Every record should be written out again in full, with no character altered.

(Excerpts from a dataset)
————
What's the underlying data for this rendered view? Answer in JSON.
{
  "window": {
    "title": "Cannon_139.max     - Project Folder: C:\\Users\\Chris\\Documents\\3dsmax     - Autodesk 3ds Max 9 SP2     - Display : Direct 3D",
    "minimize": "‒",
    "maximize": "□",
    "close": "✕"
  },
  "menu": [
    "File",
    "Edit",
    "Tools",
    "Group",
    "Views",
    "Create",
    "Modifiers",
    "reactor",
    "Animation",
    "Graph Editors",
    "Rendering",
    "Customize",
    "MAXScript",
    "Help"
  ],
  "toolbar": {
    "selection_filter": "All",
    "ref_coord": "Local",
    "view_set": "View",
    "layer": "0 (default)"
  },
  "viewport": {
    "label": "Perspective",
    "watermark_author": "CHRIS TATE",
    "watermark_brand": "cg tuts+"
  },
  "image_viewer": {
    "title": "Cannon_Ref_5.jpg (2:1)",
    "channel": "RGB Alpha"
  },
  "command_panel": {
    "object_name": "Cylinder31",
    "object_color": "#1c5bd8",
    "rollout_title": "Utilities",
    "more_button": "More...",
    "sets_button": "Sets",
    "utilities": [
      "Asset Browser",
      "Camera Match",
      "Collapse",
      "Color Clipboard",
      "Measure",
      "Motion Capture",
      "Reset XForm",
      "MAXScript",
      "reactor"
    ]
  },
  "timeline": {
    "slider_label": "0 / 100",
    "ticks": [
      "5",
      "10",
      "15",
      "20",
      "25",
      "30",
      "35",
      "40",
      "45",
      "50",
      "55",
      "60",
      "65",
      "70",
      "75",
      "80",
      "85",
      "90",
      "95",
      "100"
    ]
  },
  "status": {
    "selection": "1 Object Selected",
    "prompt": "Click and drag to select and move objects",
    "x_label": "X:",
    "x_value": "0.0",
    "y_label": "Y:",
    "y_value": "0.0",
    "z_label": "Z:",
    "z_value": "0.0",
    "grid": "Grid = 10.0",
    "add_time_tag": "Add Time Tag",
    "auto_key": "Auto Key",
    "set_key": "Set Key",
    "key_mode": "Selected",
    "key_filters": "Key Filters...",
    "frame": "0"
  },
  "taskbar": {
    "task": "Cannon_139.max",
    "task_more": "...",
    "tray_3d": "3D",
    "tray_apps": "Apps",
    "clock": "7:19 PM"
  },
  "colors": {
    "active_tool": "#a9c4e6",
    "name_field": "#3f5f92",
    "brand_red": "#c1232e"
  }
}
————
**The completed task:**
What's the underlying data for this rendered view? Answer in JSON.
{
  "window": {
    "title": "Cannon_139.max     - Project Folder: C:\\Users\\Chris\\Documents\\3dsmax     - Autodesk 3ds Max 9 SP2     - Display : Direct 3D",
    "minimize": "‒",
    "maximize": "□",
    "close": "✕"
  },
  "menu": [
    "File",
    "Edit",
    "Tools",
    "Group",
    "Views",
    "Create",
    "Modifiers",
    "reactor",
    "Animation",
    "Graph Editors",
    "Rendering",
    "Customize",
    "MAXScript",
    "Help"
  ],
  "toolbar": {
    "selection_filter": "All",
    "ref_coord": "Local",
    "view_set": "View",
    "layer": "0 (default)"
  },
  "viewport": {
    "label": "Perspective",
    "watermark_author": "CHRIS TATE",
    "watermark_brand": "cg tuts+"
  },
  "image_viewer": {
    "title": "Cannon_Ref_5.jpg (2:1)",
    "channel": "RGB Alpha"
  },
  "command_panel": {
    "object_name": "Cylinder31",
    "object_color": "#1c5bd8",
    "rollout_title": "Utilities",
    "more_button": "More...",
    "sets_button": "Sets",
    "utilities": [
      "Asset Browser",
      "Camera Match",
      "Collapse",
      "Color Clipboard",
      "Measure",
      "Motion Capture",
      "Reset XForm",
      "MAXScript",
      "reactor"
    ]
  },
  "timeline": {
    "slider_label": "0 / 100",
    "ticks": [
      "5",
      "10",
      "15",
      "20",
      "25",
      "30",
      "35",
      "40",
      "45",
      "50",
      "55",
      "60",
      "65",
      "70",
      "75",
      "80",
      "85",
      "90",
      "95",
      "100"
    ]
  },
  "status": {
    "selection": "1 Object Selected",
    "prompt": "Click and drag to select and move objects",
    "x_label": "X:",
    "x_value": "0.0",
    "y_label": "Y:",
    "y_value": "0.0",
    "z_label": "Z:",
    "z_value": "0.0",
    "grid": "Grid = 10.0",
    "add_time_tag": "Add Time Tag",
    "auto_key": "Auto Key",
    "set_key": "Set Key",
    "key_mode": "Selected",
    "key_filters": "Key Filters...",
    "frame": "0"
  },
  "taskbar": {
    "task": "Cannon_139.max",
    "task_more": "...",
    "tray_3d": "3D",
    "tray_apps": "Apps",
    "clock": "7:19 PM"
  },
  "colors": {
    "active_tool": "#a9c4e6",
    "name_field": "#3f5f92",
    "brand_red": "#c1232e"
  }
}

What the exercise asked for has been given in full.